that only grey. It was cold and snowy, but
Auntie must go to the theatre. They were
playing ' Herman von Unna,' besides a little
opera and a great ballet, a prologue and an
epilogue ; it would last right into the
night. Auntie must go there ; her lodger had
lent her a pair of sledgingboots with fur
both outside and inside ; they came high up
on the legs.
She came into the theatre, and into her box
; the boots were warm, so she kept them on.
All at once a cry of Tire' was raised. Smoke
came from one of the wings, smoke came from
the flies ; there was a frightful commotion
; people rushed out ; Auntie was the last in
the box ' the second tier to the left the
decorations look best from there,' she said,
-' they are placed always to look
most beautiful from the royal side ' Auntie
wished to get out, but those in front of
her, had thoughtlessly slammed the door in
their terror. There sat Auntie ; she could
not get out, nor in either, that is to say
into the next box, the partition was too
high. She shouted, no one heard ; she
looked down into the tier underneath, it was
empty, it was low, and it was near. Auntie,
in her fear, felt herself so young and
active ; she would jump down ; she got one
leg over the balustrade and the other off
the bench. There she sat astride,
beautifully draped with her flowered skirt,
with one long leg dangling out, a leg with a
monster sledging- boot. That was a sight to
see ! and when it was seen, Auntie was also
heard, and saved from burning, for the
theatre was not burnt after all.
That was the most memorable evening of her
life, she said, and she was glad that she
had not been able to see herself ; for then
she would have died of shame.
Her benefactor, Mr. Sivertson, came
constantly to her every Sunday, but it was a
long time from Sunday to Sunday. Latterly,

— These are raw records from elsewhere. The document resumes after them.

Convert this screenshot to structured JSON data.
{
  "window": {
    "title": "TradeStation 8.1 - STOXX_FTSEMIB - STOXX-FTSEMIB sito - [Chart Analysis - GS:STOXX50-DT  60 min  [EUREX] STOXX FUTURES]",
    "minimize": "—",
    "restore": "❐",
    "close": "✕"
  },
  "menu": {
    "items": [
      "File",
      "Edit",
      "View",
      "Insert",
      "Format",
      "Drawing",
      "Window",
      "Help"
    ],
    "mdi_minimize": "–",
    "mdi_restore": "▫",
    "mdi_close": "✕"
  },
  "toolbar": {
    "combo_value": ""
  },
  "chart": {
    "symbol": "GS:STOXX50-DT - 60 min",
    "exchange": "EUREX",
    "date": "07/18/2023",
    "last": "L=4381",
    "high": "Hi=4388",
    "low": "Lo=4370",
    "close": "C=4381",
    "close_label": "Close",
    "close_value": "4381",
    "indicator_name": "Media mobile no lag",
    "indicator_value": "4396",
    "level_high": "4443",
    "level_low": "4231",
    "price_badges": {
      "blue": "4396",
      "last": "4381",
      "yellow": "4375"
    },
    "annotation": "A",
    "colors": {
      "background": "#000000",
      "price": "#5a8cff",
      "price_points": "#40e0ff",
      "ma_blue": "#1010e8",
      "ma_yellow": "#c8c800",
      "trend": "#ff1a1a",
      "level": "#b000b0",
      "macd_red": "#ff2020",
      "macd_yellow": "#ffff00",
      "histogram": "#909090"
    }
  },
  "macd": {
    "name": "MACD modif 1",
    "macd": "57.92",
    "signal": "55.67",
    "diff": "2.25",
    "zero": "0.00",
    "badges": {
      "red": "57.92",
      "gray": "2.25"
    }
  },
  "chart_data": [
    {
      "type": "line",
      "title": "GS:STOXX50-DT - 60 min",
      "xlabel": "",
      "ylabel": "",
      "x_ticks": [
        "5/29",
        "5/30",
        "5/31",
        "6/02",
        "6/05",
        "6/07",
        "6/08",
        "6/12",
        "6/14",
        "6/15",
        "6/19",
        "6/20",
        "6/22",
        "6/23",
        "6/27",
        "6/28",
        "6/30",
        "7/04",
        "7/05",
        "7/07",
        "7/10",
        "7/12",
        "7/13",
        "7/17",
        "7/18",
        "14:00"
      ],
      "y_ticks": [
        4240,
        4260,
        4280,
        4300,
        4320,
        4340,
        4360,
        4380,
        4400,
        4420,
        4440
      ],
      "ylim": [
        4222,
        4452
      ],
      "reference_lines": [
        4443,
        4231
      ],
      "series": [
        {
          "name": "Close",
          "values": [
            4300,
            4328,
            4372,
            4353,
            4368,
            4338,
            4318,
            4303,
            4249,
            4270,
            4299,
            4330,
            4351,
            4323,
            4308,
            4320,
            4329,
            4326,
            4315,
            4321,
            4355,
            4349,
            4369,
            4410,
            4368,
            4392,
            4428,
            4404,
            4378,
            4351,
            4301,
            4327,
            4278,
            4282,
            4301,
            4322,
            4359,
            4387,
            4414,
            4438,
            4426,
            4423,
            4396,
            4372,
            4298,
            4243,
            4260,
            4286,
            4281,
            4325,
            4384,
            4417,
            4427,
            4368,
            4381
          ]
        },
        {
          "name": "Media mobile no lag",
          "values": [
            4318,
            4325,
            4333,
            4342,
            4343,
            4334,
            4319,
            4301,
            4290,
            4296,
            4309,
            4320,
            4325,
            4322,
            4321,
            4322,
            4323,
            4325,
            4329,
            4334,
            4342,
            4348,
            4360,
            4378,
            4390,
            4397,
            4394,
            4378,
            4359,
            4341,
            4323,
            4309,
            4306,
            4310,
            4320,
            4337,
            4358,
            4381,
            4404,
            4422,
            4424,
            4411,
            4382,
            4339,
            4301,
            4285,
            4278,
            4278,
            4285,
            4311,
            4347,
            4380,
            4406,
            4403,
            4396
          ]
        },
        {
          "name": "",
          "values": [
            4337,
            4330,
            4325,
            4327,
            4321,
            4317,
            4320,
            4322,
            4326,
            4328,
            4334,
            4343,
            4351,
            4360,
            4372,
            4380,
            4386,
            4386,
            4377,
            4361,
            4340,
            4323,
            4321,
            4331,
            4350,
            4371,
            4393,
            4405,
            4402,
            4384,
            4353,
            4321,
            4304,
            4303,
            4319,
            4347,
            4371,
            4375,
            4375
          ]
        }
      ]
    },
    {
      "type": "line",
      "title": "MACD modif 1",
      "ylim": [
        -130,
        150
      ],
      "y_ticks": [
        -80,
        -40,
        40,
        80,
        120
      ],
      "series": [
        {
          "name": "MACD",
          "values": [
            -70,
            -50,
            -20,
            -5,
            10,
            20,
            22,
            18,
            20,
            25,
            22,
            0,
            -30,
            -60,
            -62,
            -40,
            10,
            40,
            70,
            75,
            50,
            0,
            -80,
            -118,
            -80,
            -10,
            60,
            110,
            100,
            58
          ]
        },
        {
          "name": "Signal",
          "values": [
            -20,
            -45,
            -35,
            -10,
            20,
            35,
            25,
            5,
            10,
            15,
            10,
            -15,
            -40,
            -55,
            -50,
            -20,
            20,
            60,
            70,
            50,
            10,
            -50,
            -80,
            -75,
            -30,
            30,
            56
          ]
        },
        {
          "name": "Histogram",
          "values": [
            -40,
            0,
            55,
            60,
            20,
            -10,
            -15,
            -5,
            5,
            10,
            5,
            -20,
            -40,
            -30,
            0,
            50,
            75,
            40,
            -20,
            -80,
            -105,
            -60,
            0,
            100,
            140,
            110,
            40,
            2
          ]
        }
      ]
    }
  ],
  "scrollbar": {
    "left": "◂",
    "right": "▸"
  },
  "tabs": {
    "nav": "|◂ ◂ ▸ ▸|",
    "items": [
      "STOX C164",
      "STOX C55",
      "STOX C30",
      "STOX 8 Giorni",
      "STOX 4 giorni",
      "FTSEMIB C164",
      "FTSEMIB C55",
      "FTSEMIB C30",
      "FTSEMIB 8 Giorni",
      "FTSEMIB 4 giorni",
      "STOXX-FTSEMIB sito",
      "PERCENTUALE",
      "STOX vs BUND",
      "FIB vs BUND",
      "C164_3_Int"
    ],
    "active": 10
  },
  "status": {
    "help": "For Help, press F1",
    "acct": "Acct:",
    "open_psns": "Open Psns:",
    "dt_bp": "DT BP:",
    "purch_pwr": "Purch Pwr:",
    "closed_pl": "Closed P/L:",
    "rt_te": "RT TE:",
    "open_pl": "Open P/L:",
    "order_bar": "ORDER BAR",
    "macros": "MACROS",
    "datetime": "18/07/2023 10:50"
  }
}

therefore, in the middle of the week she had
a little child for ' the leavings ', that is
to say, to enjoy what had been left over
from dinner-time. This was a little child
from the ballet, who was in need of food.
The little one appeared on the stage both as
a page and a fairy ; her hardest part was
that of hind-legs for the lion in ' The
Enchanted Whistle ', but she grew to be fore
-legs in the lion. She only got a shilling
for this, whereas for the backlegs she got
two ; but there she had to go about stooping,
and missed the fresh air. It was very
interesting to know all this, Auntie thought.
She had deserved to live as long as the
theatre lasted, but she was not able to do
that ; she did not die there either, but
respectably and quietly in her own bed. Her
last words were full of meaning ; she asked,
' What are they playing to-morrow ? '
She left behind her about five hundred
rix-dollars : we infer that from the
interest, which is twenty rix-dollars.
Auntie had assigned these as a legacy for a
worthy old maid without relatives ; they
should be applied yearly to pay for a seat
in the second tier, left side, and on
Saturdays, for then they gave the best
pieces. There was only one condition for the
person who profited by the legacy ; every
Saturday in the theatre, she must think of
Auntie, who lay in her grave.
That was Auntie's religion.